In 1871, an English firm using buffalo hides to produce winter coats, robes, and rugs wanted to develop new processes for handling hides. They ordered 500 hides from Kansas for experimentation. More economical ways to tan hides were developed, and one firm in Philadelphia ordered 2000 hides, paying $3.50 each. Other tanneries, including some in England and Germany, began regular orders.
Money was a big motivator and the big hunt was on. It consumed Kansas first and then spilled over into southern Nebraska and eastern Colorado. Within three years, aided by new railroad lines, hunters and shooters had destroyed the central herds for their hides. In 1873, with some of the Indian tribes being sent to reservations, buffalo hunters seized the opportunity to enter the Texas Panhandle. By the Second Battle of Adobe Walls in 1874, there may have been as many as fifty buffalo hunting outfits working in the Panhandle.
Two years later, in 1876, a man named Charles Rath joined with a succession of different traders to increase his mercantile operation based in Dodge City, Kansas. He had, by the way, provided the Adobe Walls trading post with equipment and supplies in 1874, eight weeks before the attack. He established other trading centers in Texas, then, following the burgeoning hide business, he moved from Dodge City to a small town that he himself had established, named Rath City, a few miles below the Brazos River. This sounds like the encampment in the Tom Hanks movie.
At its height in the winter of 1877-78, Rath City “consisted of some half a dozen adobe and cedar buildings…[that included] the main store, a magazine house, [Jim] Hopkins restaurant and hotel, George Aiken’s saloon and dance hall, Smokey Thompson’s wagon-yard, Charlie Sing’s laundry,…a barber shop and a blacksmith shop.”
It became well known that next to owning a cattle ranch, buffalo hunting was the most profitable enterprise on the frontier. Perhaps as many as 4,000 men (hunters, skinners, buyers, teamsters) sought hides across the West Texas country, many of them trading at Rath City when they came in to buy supplies. Charles Rath and his partners worked to keep prices low ($2.00 per bull hide, less for female hides) and in the two-month period from December 1877 through January 1878, bought and sold perhaps 20,000 hides. Before the place shut down in 1879, some 1.1 million hides had passed through the town, most handled by Rath’s store. Considering the number of other “hide towns” that had been created, included Buffalo Gap south of Abilene, Deep Creek at modern Snyder, and even Fort Concho, in present day San Angelo, buffalo hunting was no incidental occupation by a few hunters—it was an aggressive industry managed for profit that was responsible for the slaughter of millions of buffalo.
By 1877, Dodge City was on its way to becoming a major shipping point for moving cattle to northern markets, and the buffalo-hide business was becoming less important.

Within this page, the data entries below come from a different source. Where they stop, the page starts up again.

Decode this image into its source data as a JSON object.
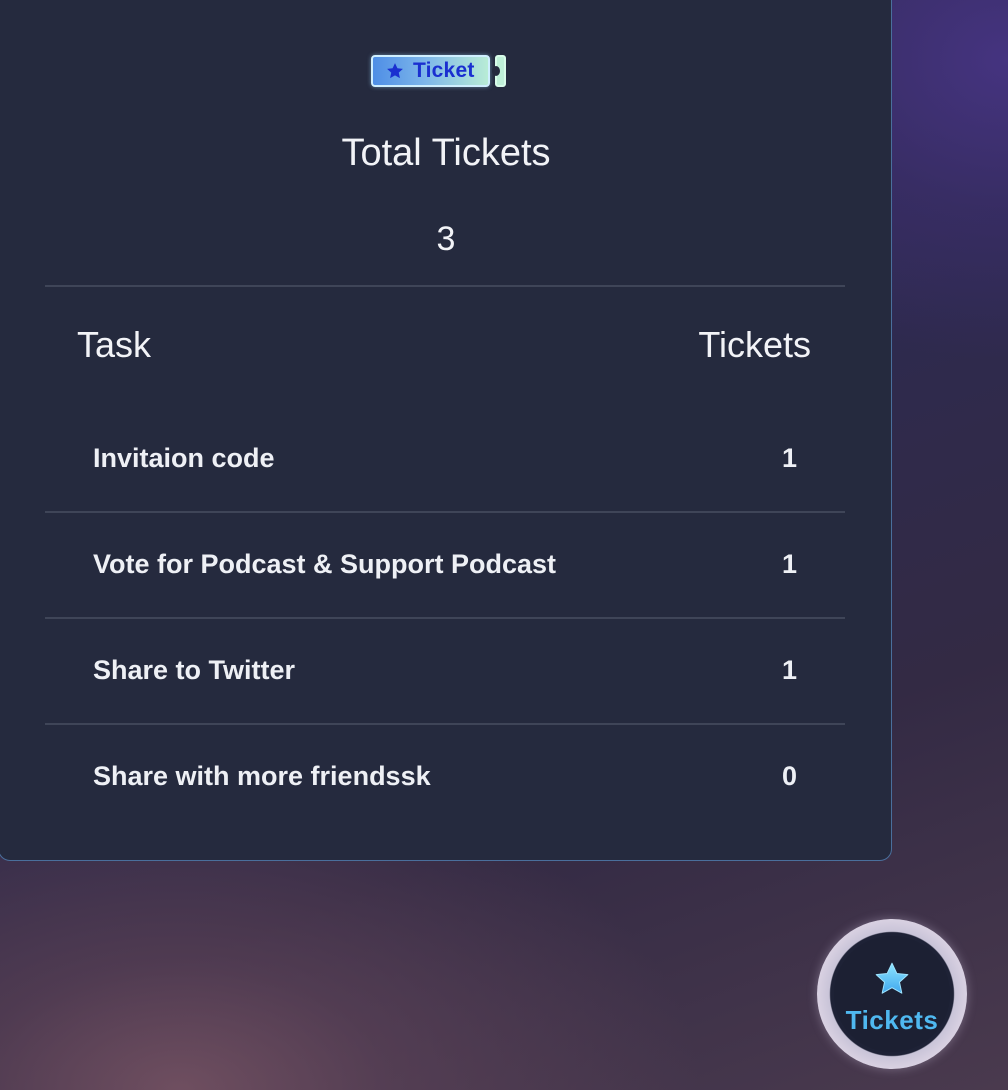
{
  "badge": {
    "label": "Ticket",
    "icon": "star-icon"
  },
  "summary": {
    "title": "Total Tickets",
    "value": "3"
  },
  "table": {
    "headers": {
      "task": "Task",
      "tickets": "Tickets"
    },
    "rows": [
      {
        "task": "Invitaion code",
        "tickets": "1"
      },
      {
        "task": "Vote for Podcast & Support Podcast",
        "tickets": "1"
      },
      {
        "task": "Share to Twitter",
        "tickets": "1"
      },
      {
        "task": "Share with more friendssk",
        "tickets": "0"
      }
    ]
  },
  "fab": {
    "label": "Tickets",
    "icon": "star-icon"
  },
  "colors": {
    "panel_bg": "#252a3e",
    "panel_border": "#4a6f9c",
    "badge_text": "#1a2fd0",
    "fab_label": "#4fb8f0"
  }
}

Different markets were developed and centralized distribution centers were changed, but it was mainly the decrease in the number of buffalo available to be killed that put the industry on the decline.
In early February of 1877, an increasing number of Comanche Indians escaped the reservations in Oklahoma and returned to the Palo Duro canyonlands and the Llano Estacado of Texas. Several attacks took place, destroying camp equipment, stealing horses and mules, and killing the hated hunters, and then escalated into raids in the Rolling Plains area around the Wichita, Pease, Brazos, and Concho rivers. By 1878, it was not safe for hunters on the prairie, or even in Rath City. For most hide men, the big hunt was over.
With the aggressive settlement of the Texas Panhandle and the creation of large cattle ranches, the decade after 1870 decreased the herds to the point that they could never recover.
This information was mostly sourced from The Buffalo Soldier Tragedy of 1877, by Paul H. Carlson, 2003.
Don Willerton has been a reader all his life and yearns to write words like the authors he has read. He's working hard at it and invites others to share their experiences.